:: Exercise materials
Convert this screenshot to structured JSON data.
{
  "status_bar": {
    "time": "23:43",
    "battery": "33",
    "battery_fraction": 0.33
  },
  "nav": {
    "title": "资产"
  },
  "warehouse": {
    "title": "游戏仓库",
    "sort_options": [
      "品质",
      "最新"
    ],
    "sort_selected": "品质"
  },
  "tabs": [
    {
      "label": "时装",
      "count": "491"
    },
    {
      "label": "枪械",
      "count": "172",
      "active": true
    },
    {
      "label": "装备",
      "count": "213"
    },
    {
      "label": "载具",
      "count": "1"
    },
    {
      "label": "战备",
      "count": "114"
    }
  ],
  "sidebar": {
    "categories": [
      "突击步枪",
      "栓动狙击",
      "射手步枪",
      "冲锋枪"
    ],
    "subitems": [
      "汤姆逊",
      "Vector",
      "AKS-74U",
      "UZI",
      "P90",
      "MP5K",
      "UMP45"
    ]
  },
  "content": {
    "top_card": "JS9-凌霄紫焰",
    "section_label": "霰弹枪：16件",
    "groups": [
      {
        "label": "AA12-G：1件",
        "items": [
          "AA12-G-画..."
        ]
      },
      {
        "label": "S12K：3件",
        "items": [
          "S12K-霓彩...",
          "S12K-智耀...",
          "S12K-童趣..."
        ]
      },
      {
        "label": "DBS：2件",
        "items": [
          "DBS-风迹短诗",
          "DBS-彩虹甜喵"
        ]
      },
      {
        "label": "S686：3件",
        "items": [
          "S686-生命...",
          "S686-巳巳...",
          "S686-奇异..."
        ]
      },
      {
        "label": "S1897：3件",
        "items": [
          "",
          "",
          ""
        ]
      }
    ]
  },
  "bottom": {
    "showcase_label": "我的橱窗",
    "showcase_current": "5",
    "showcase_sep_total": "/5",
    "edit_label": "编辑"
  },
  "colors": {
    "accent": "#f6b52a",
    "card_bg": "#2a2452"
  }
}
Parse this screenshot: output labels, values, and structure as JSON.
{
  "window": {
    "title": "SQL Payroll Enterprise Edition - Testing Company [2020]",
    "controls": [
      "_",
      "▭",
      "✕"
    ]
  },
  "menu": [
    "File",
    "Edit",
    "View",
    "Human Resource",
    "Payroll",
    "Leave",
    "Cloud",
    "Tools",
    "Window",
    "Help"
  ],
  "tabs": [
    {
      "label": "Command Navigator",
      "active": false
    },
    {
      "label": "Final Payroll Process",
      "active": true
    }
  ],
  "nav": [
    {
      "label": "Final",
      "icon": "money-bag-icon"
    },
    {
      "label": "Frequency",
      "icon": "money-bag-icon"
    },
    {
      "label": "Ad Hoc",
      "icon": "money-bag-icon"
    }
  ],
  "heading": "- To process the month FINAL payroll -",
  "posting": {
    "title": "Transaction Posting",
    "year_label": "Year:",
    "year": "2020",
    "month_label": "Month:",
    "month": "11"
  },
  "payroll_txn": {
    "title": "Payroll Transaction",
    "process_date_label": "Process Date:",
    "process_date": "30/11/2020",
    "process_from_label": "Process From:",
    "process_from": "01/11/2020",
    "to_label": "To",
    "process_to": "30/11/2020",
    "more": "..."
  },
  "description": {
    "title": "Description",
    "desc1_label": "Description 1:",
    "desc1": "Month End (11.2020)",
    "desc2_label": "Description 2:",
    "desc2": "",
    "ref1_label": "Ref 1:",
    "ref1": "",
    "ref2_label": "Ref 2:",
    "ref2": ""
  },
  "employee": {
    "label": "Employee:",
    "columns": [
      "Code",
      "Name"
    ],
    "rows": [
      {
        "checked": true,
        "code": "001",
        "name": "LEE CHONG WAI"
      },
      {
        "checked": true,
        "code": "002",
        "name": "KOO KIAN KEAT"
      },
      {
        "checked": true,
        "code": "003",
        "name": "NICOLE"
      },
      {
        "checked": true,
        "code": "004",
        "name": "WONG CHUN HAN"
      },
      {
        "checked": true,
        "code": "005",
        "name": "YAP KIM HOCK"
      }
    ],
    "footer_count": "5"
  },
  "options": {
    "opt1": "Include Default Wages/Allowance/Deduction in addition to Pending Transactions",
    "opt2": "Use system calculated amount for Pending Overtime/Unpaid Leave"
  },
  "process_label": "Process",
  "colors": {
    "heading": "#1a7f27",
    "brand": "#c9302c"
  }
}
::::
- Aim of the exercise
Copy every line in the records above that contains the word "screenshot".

- Response to the task
Convert this screenshot to structured JSON data.
Parse this screenshot: output labels, values, and structure as JSON.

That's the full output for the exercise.